November 01 2011 at 5:20 PM Report abuse rate up rate down Reply

Years ago my five year old son and I used to watch TV together. We would watch the ads and once in awhile he would say, "that's a stupid ad". I always thought he should be involved in advertising and help determine which ads would be directed towards which demographic.

October 31 2011 at 2:45 PM Report abuse rate up rate down Reply

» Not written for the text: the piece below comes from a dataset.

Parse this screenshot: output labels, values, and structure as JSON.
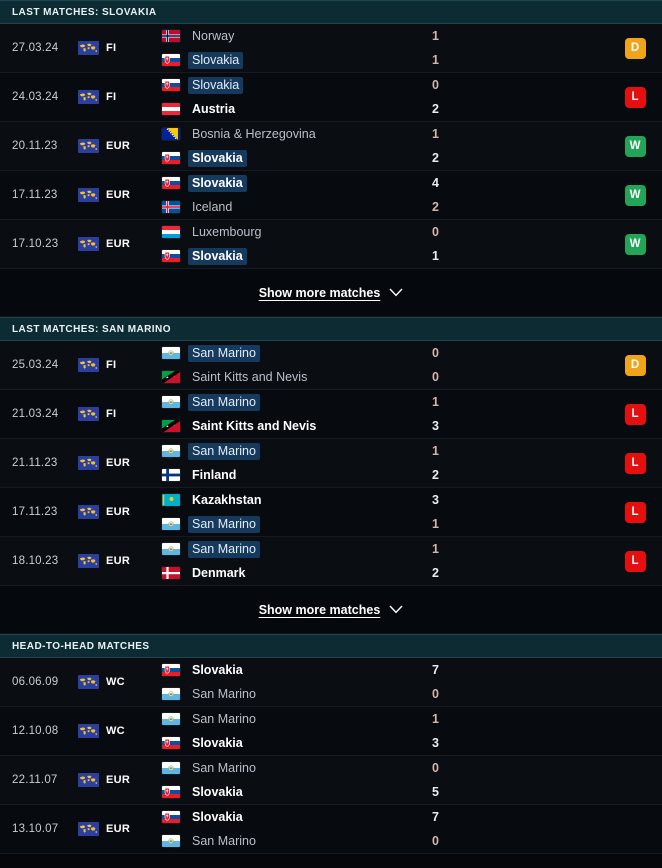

Saw a spot on here forecasting the end of Wal-Mart. I see at least one of these every few weeks. Why do you think some people think the managers of Wal-Mart are stupid? They did not become the largest retailer by being stupid and I see and hear about new inovations at Wal-Mart every so often.................Now please note Wal-Mart is not my favorite store. I seldom go to one and I live in Arkansas. Right now if you want a new flat screen TV Wal-Mart is your best buy in this area.

Wal-Mart has run the "Match any offer" promotion before and they seem to follow through on that before and after the sell.

October 31 2011 at 9:55 AM Report abuse rate up rate down Reply